Gifford, who confirmed the policy change after news began circulating among advocates for sexual assault victims, explained that the system would not put its clinicians at risk of criminal prosecution due to the unclear law and said Saint Luke’s will not provide emergency contraception in Missouri until it has been clarified.
Saint Luke’s’ facilities in Kansas—where the right to abortion is protected under the state’s constitution—will continue to provide emergency contraception, Gifford added, though she acknowledged that this might not be an ideal or convenient option for patients.
The restrictions in Missouri come as major pharmaceutical companies like Walmart, RiteAid, CVS and Amazon restrict purchases of emergency contraception like Plan B across the country amid skyrocketing demand in the wake of the ruling.
The Supreme Court overturned Roe v. Wade on Friday, deciding that there is no constitutional right to abortion and allowing states to ban the procedure. The decision, which was leaked in draft form in February by Politico, sparked concerns over access to contraception. The court specified in its ruling that the decision only applied to abortion and did not call other precedents, including the one establishing a right to birth control, into question. Nevertheless, experts predict that precedent could be at risk and, in a concurrence to the ruling, Justice Clarence Thomas argued that the court “should consider” and overturn it—along with other court rulings on LGBTQ rights—through future cases.
What To Watch For
More states implementing abortion bans. Thirteen states had so-called “trigger laws” in place ready to outlaw abortion if and when the Supreme Court overturned Roe v. Wade. Some of these, such as Kentucky and Louisiana, were set to go into effect immediately upon the Court’s ruling. Others, including North Dakota, Oklahoma, Texas, Mississippi and Missouri, had time delays baked in or required certain procedural steps from state officials. The Guttmacher Institute, a research group that supports the right to abortion, estimates 26 states will outlaw or harshly curtail access to the procedure. While 16 states recognize some degree of legal protection for abortion, this is being challenged in some states. This includes Kansas, where abortion rights are set to be put to voters in August.

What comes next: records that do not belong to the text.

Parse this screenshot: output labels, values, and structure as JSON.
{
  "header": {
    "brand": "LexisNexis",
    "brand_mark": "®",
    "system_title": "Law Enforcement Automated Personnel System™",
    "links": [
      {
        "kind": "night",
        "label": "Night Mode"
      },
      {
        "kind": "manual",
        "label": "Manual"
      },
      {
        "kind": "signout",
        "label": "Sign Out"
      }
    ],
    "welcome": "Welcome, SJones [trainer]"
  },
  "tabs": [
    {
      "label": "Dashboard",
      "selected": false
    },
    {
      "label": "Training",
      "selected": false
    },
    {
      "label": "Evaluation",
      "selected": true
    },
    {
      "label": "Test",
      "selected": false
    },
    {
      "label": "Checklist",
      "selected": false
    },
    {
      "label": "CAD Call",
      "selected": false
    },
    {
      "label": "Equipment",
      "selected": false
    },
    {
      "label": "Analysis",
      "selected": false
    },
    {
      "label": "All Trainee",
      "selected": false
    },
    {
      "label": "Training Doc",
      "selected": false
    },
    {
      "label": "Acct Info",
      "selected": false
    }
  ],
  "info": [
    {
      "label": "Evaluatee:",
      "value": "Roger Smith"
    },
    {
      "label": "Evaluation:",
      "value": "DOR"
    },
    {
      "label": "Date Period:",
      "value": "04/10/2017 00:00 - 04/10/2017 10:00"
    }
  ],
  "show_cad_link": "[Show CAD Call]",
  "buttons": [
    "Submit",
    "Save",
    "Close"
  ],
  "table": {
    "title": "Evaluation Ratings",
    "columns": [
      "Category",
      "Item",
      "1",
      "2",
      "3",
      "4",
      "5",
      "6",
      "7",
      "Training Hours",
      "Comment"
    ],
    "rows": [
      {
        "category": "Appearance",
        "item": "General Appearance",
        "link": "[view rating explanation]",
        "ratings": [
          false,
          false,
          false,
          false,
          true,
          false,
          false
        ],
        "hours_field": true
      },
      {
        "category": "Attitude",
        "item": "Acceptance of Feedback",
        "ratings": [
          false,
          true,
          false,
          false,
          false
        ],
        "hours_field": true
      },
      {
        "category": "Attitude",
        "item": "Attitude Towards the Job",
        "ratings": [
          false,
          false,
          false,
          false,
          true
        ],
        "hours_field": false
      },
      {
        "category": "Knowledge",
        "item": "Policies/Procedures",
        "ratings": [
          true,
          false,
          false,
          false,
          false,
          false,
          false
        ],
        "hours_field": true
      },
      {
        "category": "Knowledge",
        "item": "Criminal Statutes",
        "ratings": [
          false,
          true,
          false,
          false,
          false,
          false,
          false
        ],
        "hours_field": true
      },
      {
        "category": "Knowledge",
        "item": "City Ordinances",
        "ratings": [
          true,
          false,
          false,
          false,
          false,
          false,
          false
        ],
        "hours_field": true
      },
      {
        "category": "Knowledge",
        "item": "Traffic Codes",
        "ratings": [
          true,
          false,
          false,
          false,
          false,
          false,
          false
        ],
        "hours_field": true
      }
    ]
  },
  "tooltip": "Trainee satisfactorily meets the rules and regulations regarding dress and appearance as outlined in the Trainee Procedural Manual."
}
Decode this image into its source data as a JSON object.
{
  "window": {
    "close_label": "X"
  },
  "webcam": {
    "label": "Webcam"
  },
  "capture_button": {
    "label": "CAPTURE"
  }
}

What We Don’t Know
How far anti-abortion laws extend and what they cover. The broad wording of some state abortion bans—many of which prohibit the procedure at any point after fertilization and use medically imprecise language like “unborn child” or “unborn human being”— raise a host of legal questions for other areas of medicine, notably birth control, reproductive healthcare and fertility treatments like IVF. Some states’ bills do not acknowledge these issues at all, creating ambiguities like what is now being seen in Missouri, and those that do take care to exempt things like birth control or IVF do not necessarily do so in a legally comprehensive way. These issues are set to intensify in states that are seeking to push beyond banning abortion and enshrine fetuses with legal rights on par with children. These so-called fetal “personhood” bills could theoretically lead to novel situations if not worded carefully, such as a freezer full of embryos in an IVF clinic having the same legal status and protection as a school full of kids.
Some drugs used for abortions have other uses, particularly treating miscarriages. State abortion bans means these may be harder to access. There are already reports of this in Texas, where the state’s ban on abortion after six weeks and on medication abortion are already resulting in reports of pharmacists refusing to fill prescriptions for drugs prescribed for miscarriages or ectopic pregnancies. Since the Supreme Court’s ruling, there have been increasing anecdotes shared online—which Forbes has not been able to verify—of patients struggling to access drugs used to treat autoimmune conditions like lupus and rheumatoid arthritis as they are also used for abortions.